Barnier said Prime Minister Theresa May's letter a week ago to trigger the two-year exit process was clearly a call for two parallel negotiations, one on how Britain quits the bloc and another on its future trade relationship with the EU.
"This is a very risky approach," he said in a speech to the European Parliament. "To succeed, we need on the contrary to devote the first phase of negotiations exclusively to reaching an agreement on the principles of the exit."
Those must include providing legal certainty for people and businesses affected by Britain's departure in March 2019, he said. There must also be a border arrangement that assures the fragile peace in Northern Ireland is not upset.
Only after progress on those issues would negotiators start "scoping" a future pact on trade, security and defense, he said.
Barnier said the phased approach, outlined by European Council President Donald Tusk on Friday, was not intended to give the other 27 EU states a tactical advantage over London but to build trust and improve the chances of a deal in 2019.
In a veiled warning to Britain not to try to divide the bloc during the talks, he said: "Unity is essential ... also for our British partners. At the end of the day, if the (European) Union is disunited, there simply will not be an agreement.
"And if there is no agreement, the consequences will be heavy, for the United Kingdom especially, but also for the Union.

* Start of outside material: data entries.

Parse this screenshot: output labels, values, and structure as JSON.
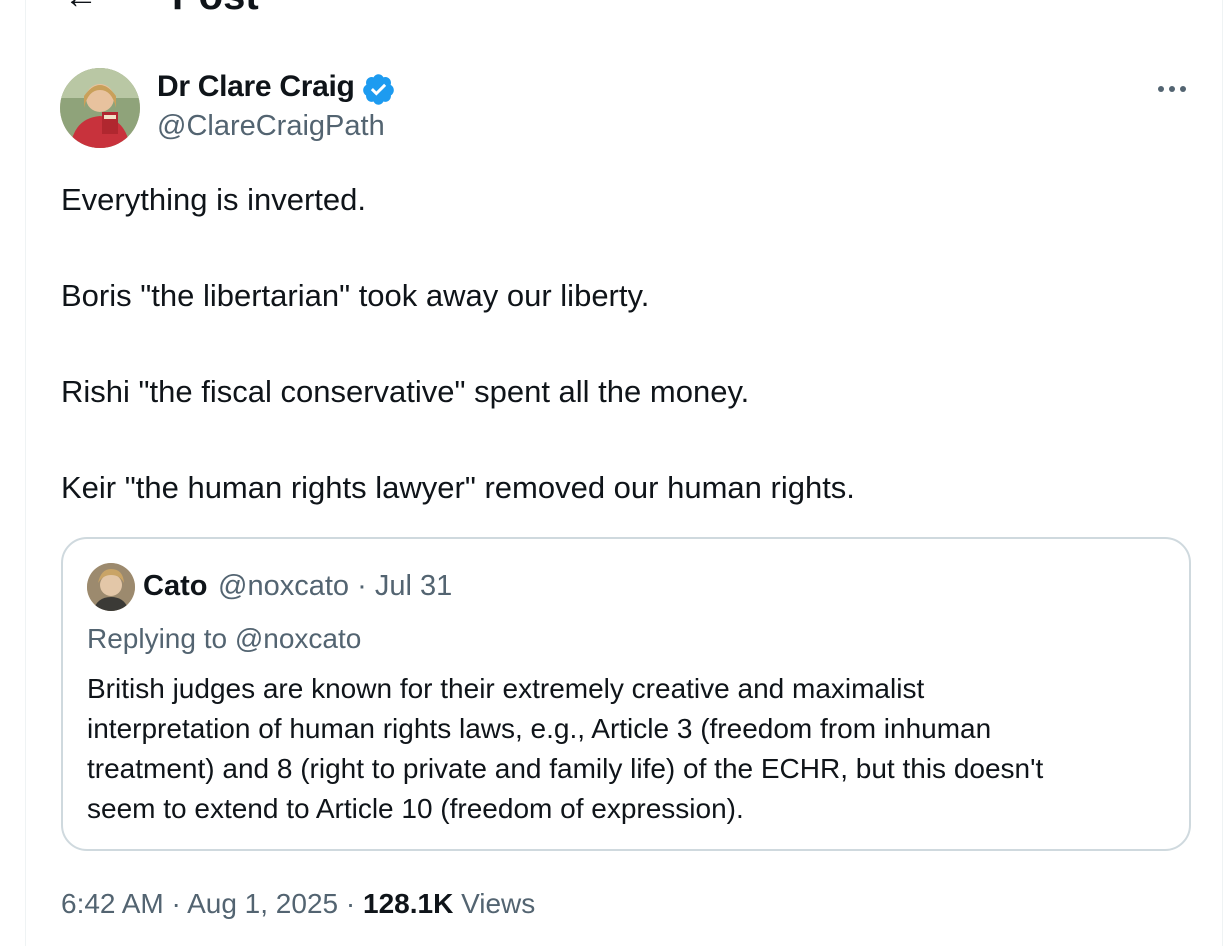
{
  "header": {
    "title": "Post",
    "back_icon": "arrow-left-icon"
  },
  "post": {
    "author": {
      "name": "Dr Clare Craig",
      "handle": "@ClareCraigPath",
      "verified": true,
      "verified_color": "#1d9bf0"
    },
    "text_lines": [
      "Everything is inverted.",
      "Boris \"the libertarian\" took away our liberty.",
      "Rishi \"the fiscal conservative\" spent all the money.",
      "Keir \"the human rights lawyer\" removed our human rights."
    ],
    "quote": {
      "name": "Cato",
      "handle": "@noxcato",
      "separator": "·",
      "date": "Jul 31",
      "replying_to": "Replying to @noxcato",
      "body_lines": [
        "British judges are known for their extremely creative and maximalist",
        "interpretation of human rights laws, e.g., Article 3 (freedom from inhuman",
        "treatment) and 8 (right to private and family life) of the ECHR, but this doesn't",
        "seem to extend to Article 10 (freedom of expression)."
      ]
    },
    "meta": {
      "time": "6:42 AM",
      "sep1": "·",
      "date": "Aug 1, 2025",
      "sep2": "·",
      "views_count": "128.1K",
      "views_label": "Views"
    }
  },
  "colors": {
    "text": "#0f1419",
    "secondary": "#536471",
    "border": "#cfd9de",
    "accent": "#1d9bf0"
  }
}
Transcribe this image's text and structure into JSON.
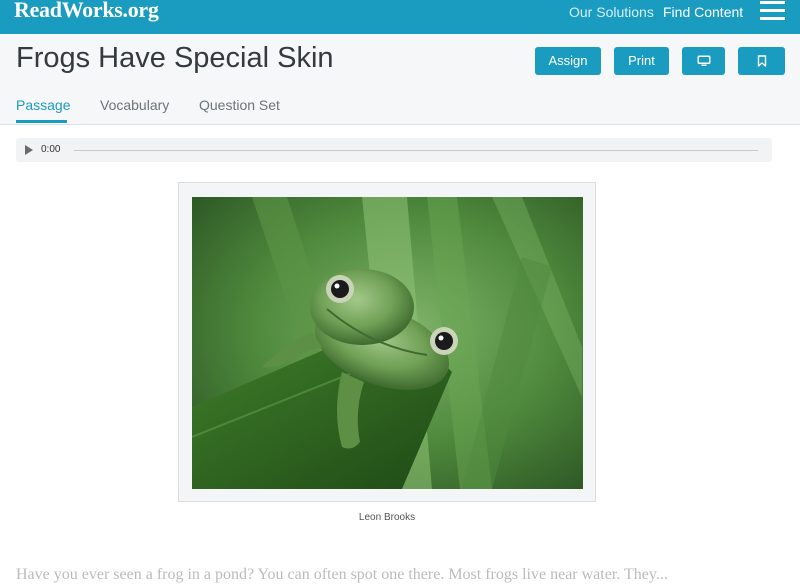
{
  "header": {
    "logo": "ReadWorks.org",
    "nav": [
      "Our Solutions",
      "Find Content"
    ],
    "menu_icon": "hamburger-icon"
  },
  "title_bar": {
    "title": "Frogs Have Special Skin",
    "buttons": {
      "assign": "Assign",
      "print": "Print",
      "present_icon": "monitor-icon",
      "bookmark_icon": "bookmark-icon"
    }
  },
  "tabs": {
    "items": [
      "Passage",
      "Vocabulary",
      "Question Set"
    ],
    "active": "Passage"
  },
  "audio": {
    "time": "0:00",
    "play_icon": "play-icon"
  },
  "figure": {
    "caption": "Leon Brooks"
  },
  "passage": {
    "text": "Have you ever seen a frog in a pond? You can often spot one there. Most frogs live near water. They..."
  },
  "colors": {
    "brand": "#1a9cc0",
    "title_bar_bg": "#f6f7f8",
    "text_dark": "#333a40"
  }
}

That is why the no-deal scenario is not our scenario."
May has warned that Britain would rather that talks collapsed, leaving the country to exit the EU in 2019 without special agreements, rather than accept a bad deal.
The parliament in Strasbourg debated a resolution due to be approved later on Wednesday outlining its demands for a Brexit agreement, which it will have to ratify.
Several members criticized comments by British politicians in recent days about Gibraltar.
Tusk has said Spain should have a say in any future EU-British relationship that affected Gibraltar. A former leader of May's party responded that Britain would be ready for war over Gibraltar as it was over the Falkland Islands in 1982.
"Are we off our heads?" asked Manfred Weber, the German leader of the center-right group, the parliament's biggest.
UK Independence Party leader Paul Nuttall suggested Britain respond by making its overseas territory of Gibraltar, on the southern coast of Spain, an integral part of the United Kingdom.
Nigel Farage, former UKIP leader and still its leader in the European Parliament, called the EU negotiating position "a form of ransom demand".
"You have been vindictive and nasty. You are behaving like the mafia," he said of the bloc. Rebuked by the Italian speaker of parliament, he amended his comparison to "gangsters".
(Additional reporting and writing by Philip Blenkinsop and Alastair Macdonald in Brussels; Editing by Tom Heneghan)